Page and application data records:
* * *

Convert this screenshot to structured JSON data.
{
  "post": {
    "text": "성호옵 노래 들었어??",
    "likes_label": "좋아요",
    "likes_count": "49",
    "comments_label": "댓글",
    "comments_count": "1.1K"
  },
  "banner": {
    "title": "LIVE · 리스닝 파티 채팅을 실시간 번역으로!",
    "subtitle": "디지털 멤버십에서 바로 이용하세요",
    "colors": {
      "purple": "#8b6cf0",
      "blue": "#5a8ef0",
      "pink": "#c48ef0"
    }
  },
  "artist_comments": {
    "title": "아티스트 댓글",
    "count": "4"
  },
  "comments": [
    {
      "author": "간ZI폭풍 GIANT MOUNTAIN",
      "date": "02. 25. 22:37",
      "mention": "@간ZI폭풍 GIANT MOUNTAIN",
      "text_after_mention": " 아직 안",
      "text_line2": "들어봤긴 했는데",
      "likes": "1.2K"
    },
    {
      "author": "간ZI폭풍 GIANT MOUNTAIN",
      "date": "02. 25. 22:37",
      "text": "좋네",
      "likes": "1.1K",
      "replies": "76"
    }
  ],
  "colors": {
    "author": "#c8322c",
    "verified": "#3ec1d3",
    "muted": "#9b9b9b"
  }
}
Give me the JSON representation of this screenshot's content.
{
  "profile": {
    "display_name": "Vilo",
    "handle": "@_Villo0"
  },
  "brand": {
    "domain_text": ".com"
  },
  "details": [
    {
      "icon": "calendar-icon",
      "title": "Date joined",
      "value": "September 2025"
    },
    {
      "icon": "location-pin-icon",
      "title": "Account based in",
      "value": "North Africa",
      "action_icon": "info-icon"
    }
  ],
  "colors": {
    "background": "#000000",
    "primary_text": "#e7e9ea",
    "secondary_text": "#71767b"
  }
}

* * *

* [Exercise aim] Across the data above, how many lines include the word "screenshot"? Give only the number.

* [Expected answer] 2